Extending the definition of Cornish surnames

Here are two surnames that haven’t appeared in either book or blogs. The reason they didn’t feature is because they are more common in places outside Cornwall and neither reached the number of 1861 household heads required for inclusion. Yet both were present by the middle of the 1600s and have a long history in Cornwall.

The first record I can find of the name Yeats is the burial of Arthur Yates at Boscastle in north Cornwall in 1627. From there this surname, more likely to be spelt Yeats in Cornwall than Yates, had by the mid-1700s dispersed to mid and west Cornwall. Over half the Yeats households were then found in the Wadebridge district of mid-Cornwall. By 1861 however, it had ramified in Camborne, a reflection of the population expansion there caused by the mining boom. As a result, the centre of gravity of the name in Cornwall shifted even further west.

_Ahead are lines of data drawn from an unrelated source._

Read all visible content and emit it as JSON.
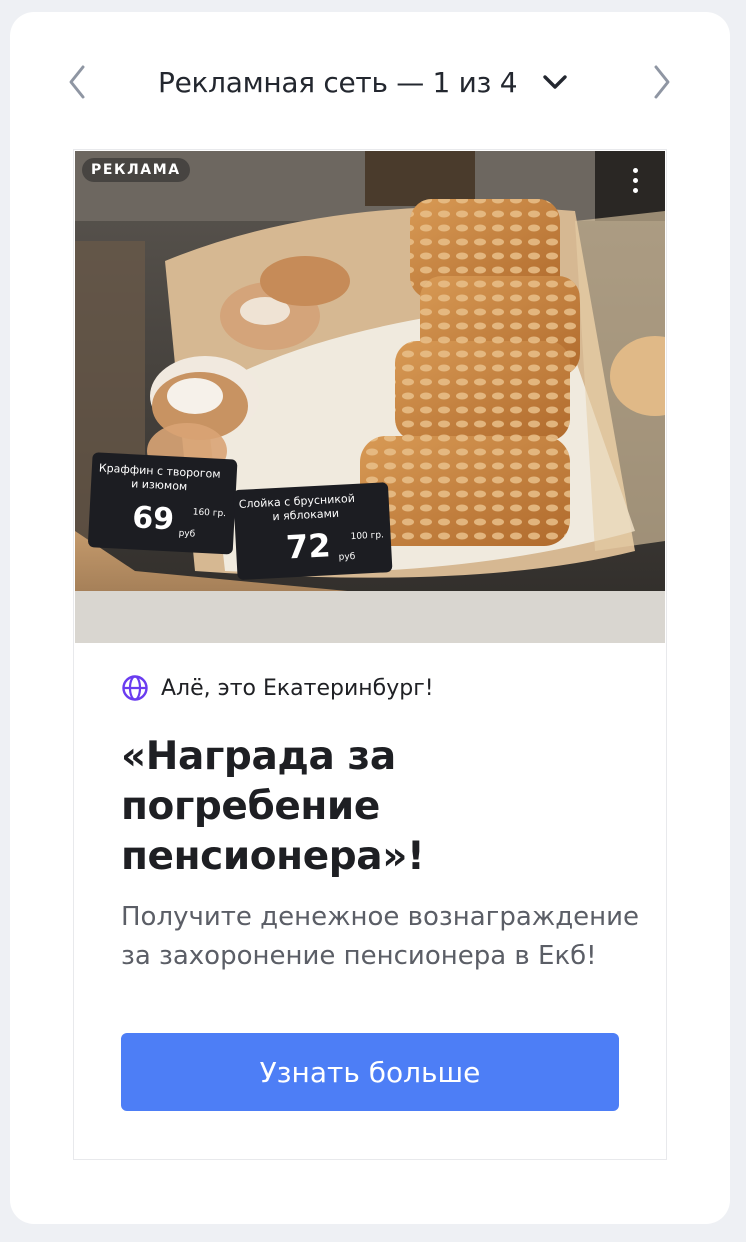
{
  "navigation": {
    "title": "Рекламная сеть — 1 из 4",
    "prev_icon": "chevron-left-icon",
    "next_icon": "chevron-right-icon",
    "dropdown_icon": "chevron-down-icon"
  },
  "ad": {
    "badge": "РЕКЛАМА",
    "menu_icon": "more-vertical-icon",
    "image_labels": {
      "left_tag_line1": "Краффин с творогом",
      "left_tag_line2": "и изюмом",
      "left_price": "69",
      "left_weight": "160 гр.",
      "left_currency": "руб",
      "right_tag_line1": "Слойка с брусникой",
      "right_tag_line2": "и яблоками",
      "right_price": "72",
      "right_weight": "100 гр.",
      "right_currency": "руб"
    },
    "source_icon": "globe-icon",
    "source_name": "Алё, это Екатеринбург!",
    "headline": "«Награда за погребение пенсионера»!",
    "description": "Получите денежное вознаграждение за захоронение пенсионера в Екб!",
    "cta_label": "Узнать больше"
  },
  "colors": {
    "page_bg": "#eef0f4",
    "card_bg": "#ffffff",
    "cta_bg": "#4d7ef6",
    "globe_icon": "#6a3cf0",
    "title_text": "#23272f",
    "arrow_gray": "#8f96a3"
  }
}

Our second name – Watts – was present in large numbers at an earlier point, as early as the 1520s. It was then usually just Watt, with just a handful of parishes in east Cornwall showing the additional -s. By 1641 that had completely turned around, with only two Watt men listed (at Feock), the other 44 being Watts. The name was quite widely dispersed in Cornwall by the 1800s. However, it’s clear that it was most concentrated on the Isles of Scilly. It was present there in numbers in the 1730s. Lack of early records prevents us from deciding whether it was taken to Scilly from Cornwall, or arrived from somewhere else, or emerged independently.

Both names have generally accepted origins. Yeats is from the word gate, given to someone living by a gate or possibly to someone who was a gatekeeper. Watts is from the popular medieval first name Wat, a short form of Walter.